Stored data
^^^^
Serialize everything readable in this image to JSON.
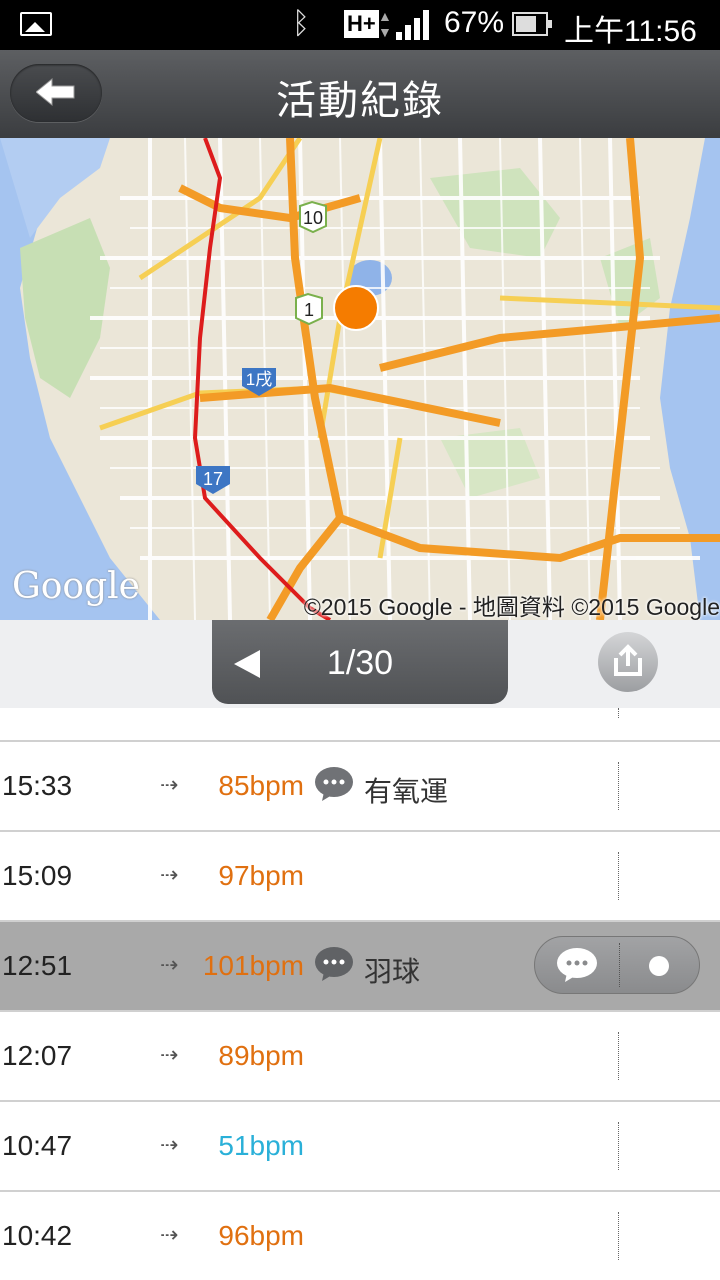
{
  "status_bar": {
    "network": "H+",
    "battery": "67%",
    "time": "上午11:56"
  },
  "header": {
    "title": "活動紀錄",
    "back_icon": "arrow-left-icon"
  },
  "map": {
    "logo": "Google",
    "copyright": "©2015 Google - 地圖資料 ©2015 Google",
    "markers": [
      "10",
      "1",
      "1戌",
      "17"
    ]
  },
  "pager": {
    "label": "1/30",
    "prev_icon": "triangle-left-icon",
    "share_icon": "share-icon"
  },
  "records": [
    {
      "time": "15:33",
      "bpm": "85bpm",
      "note": "有氧運",
      "has_note": true,
      "color": "#e07010"
    },
    {
      "time": "15:09",
      "bpm": "97bpm",
      "note": "",
      "has_note": false,
      "color": "#e07010"
    },
    {
      "time": "12:51",
      "bpm": "101bpm",
      "note": "羽球",
      "has_note": true,
      "color": "#e07010",
      "selected": true
    },
    {
      "time": "12:07",
      "bpm": "89bpm",
      "note": "",
      "has_note": false,
      "color": "#e07010"
    },
    {
      "time": "10:47",
      "bpm": "51bpm",
      "note": "",
      "has_note": false,
      "color": "#2ab0d8"
    },
    {
      "time": "10:42",
      "bpm": "96bpm",
      "note": "",
      "has_note": false,
      "color": "#e07010"
    }
  ]
}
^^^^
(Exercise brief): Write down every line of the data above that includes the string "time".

(Output for this task):
    "time": "上午11:56"
      "time": "15:33",
      "time": "15:09",
      "time": "12:51",
      "time": "12:07",
      "time": "10:47",
      "time": "10:42",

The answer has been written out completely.